The sculpture presents all the characteristic elements of the mythological figure – the feline body and human head – which was frequently represented in Egyptian art. This Sphinx is a modern exemplar displayed (in Room 7) together with another one from the imperial age (inv. no. CCVII), whose pendant it is. It reproduces the dual nature of Egyptian versions of the creature, which were placed at the entrances of funerary structures. Representations were commonly found in 18th-century Rome, such as those by Giovanni Battista Piranesi in Villa Albani (1760) and the Caffè degli Inglesi (c. 1765-67).

Apart from the discrepancy in size, the work in question differs from its pendant in several ways. Its finishing is smoother than that of its counterpart, with rounded corners and profiles rendering the transition between the various parts more gradual. In addition, here the nemes, the pharaoh’s head cloth, lacks the horizontal bands. Finally, the extremities of the paws of this Sphinx are rounded, such that the contours of her claws are not carved; by contrast, they are clearly visible in the ancient sculpture. These differences suggest that the sculptor of the modern work did not wish it to be confused with the prototype.
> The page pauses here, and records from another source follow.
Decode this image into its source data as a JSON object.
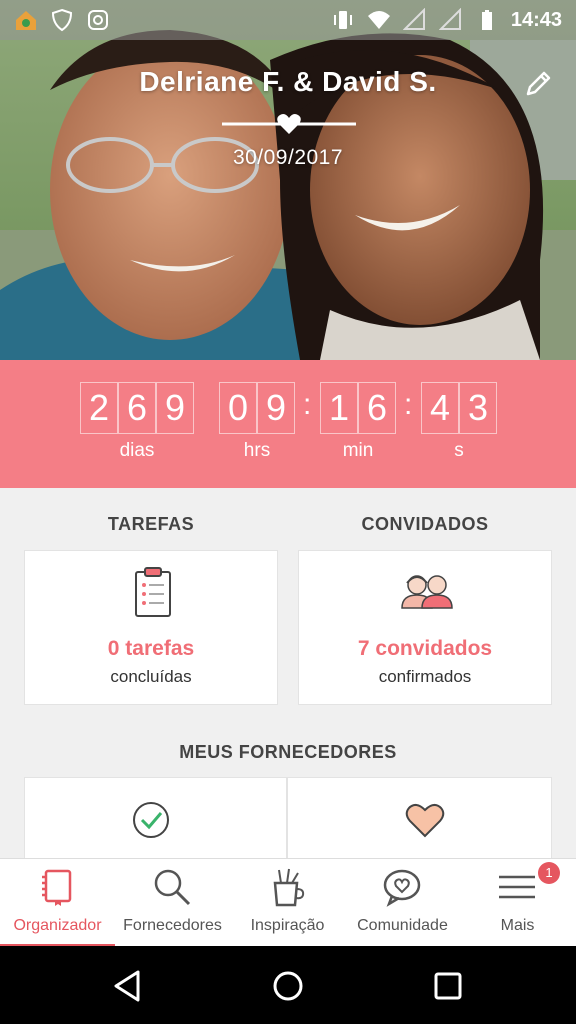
{
  "status_bar": {
    "time": "14:43",
    "left_icons": [
      "app-store-icon",
      "shield-icon",
      "instagram-icon"
    ],
    "right_icons": [
      "vibrate-icon",
      "wifi-icon",
      "signal-icon",
      "signal-icon",
      "battery-icon"
    ]
  },
  "header": {
    "couple_name": "Delriane F. & David S.",
    "date": "30/09/2017"
  },
  "countdown": {
    "days_digits": [
      "2",
      "6",
      "9"
    ],
    "hours_digits": [
      "0",
      "9"
    ],
    "minutes_digits": [
      "1",
      "6"
    ],
    "seconds_digits": [
      "4",
      "3"
    ],
    "days_label": "dias",
    "hours_label": "hrs",
    "minutes_label": "min",
    "seconds_label": "s",
    "separator": ":"
  },
  "tasks": {
    "title": "TAREFAS",
    "count": "0 tarefas",
    "caption": "concluídas"
  },
  "guests": {
    "title": "CONVIDADOS",
    "count": "7 convidados",
    "caption": "confirmados"
  },
  "vendors": {
    "title": "MEUS FORNECEDORES"
  },
  "bottom_nav": {
    "items": [
      {
        "label": "Organizador",
        "icon": "notebook-icon",
        "active": true
      },
      {
        "label": "Fornecedores",
        "icon": "search-icon",
        "active": false
      },
      {
        "label": "Inspiração",
        "icon": "brush-cup-icon",
        "active": false
      },
      {
        "label": "Comunidade",
        "icon": "chat-heart-icon",
        "active": false
      },
      {
        "label": "Mais",
        "icon": "menu-icon",
        "active": false
      }
    ],
    "badge": "1"
  },
  "colors": {
    "accent": "#f47e86",
    "accent_dark": "#e5565f"
  }
}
The work in question was first documented in 1832 by Nibby, who saw it in the Egyptian Room, together with the other Sphinx. In the view of this scholar, both sculptures were modern (p. 120). For his part, Venturi proposed that the sculpture was an imitation of the ancient Sphinx, perhaps executed on the basis of a drawing by Luigi Canina (1893, p. 44). His theory was later accepted by both De Rinaldis (1948, p. 30) and Della Pergola (1951, p. 20). Although this hypothesis is not supported by any documentation, it was also deemed probable by Faldi, who maintained that its execution was made necessary by the desire to rearrange the room following the sale to Napoleon of most of the works that it had contained (1954, p. 44). Faldi further argued that Canina was chosen to make the drawing for the sculpture because of his great familiarity with Egyptian art, which can be seen in several details, such as the nemes and the Uraeus. The architect from Piedmont had already given proof of his expertise in the project for the interior propyla in Villa Borghese in 1827.

Sonja Felici

  • A. Nibby, Monumenti scelti della Villa Borghese, Roma 1832, p. 120.
  • A. Nibby, Roma nell’anno MDCCCXXXVIII. Parte seconda moderna, Roma 1841, p. 923.
  • Beschreibung der Stadt Rom, a cura di E.Z. Platner, III, 3, Stuttgart-Tübingen 1842, p. 255.
  • Indicazione delle opere antiche di scultura esistenti nel primo piano del Palazzo della Villa Borghese, Roma 1854 (1873), I, p. 27.
  • A. Venturi, Il Museo e la Galleria Borghese, Roma 1893, p. 44.
  • A. De Rinaldis, La R. Galleria Borghese in Roma, Roma 1935, p. 15.
  • A. De Rinaldis, Catalogo della Galleria Borghese in Roma, Roma 1948, p. 30.
  • P. Della Pergola, La galleria Borghese in Roma, Roma 1951, p. 20.
  • I. Werner Oechslin, Canina, Luigi, in Dizionario Biografico degli Italiani, vol. 18, 1975, pp. 96-101.
  • I. Faldi, Galleria Borghese. Le sculture dal sec. XVI al XIX, Roma 1954, pp.44-45, cat. 43.
  • P. Moreno, C. Stefani, Galleria Borghese, Milano 2000, p. 175, fig. 7.
  • Scheda di catalogo 12/01008616, Castiglioni F., 1980; aggiornamento Felici S. 2020.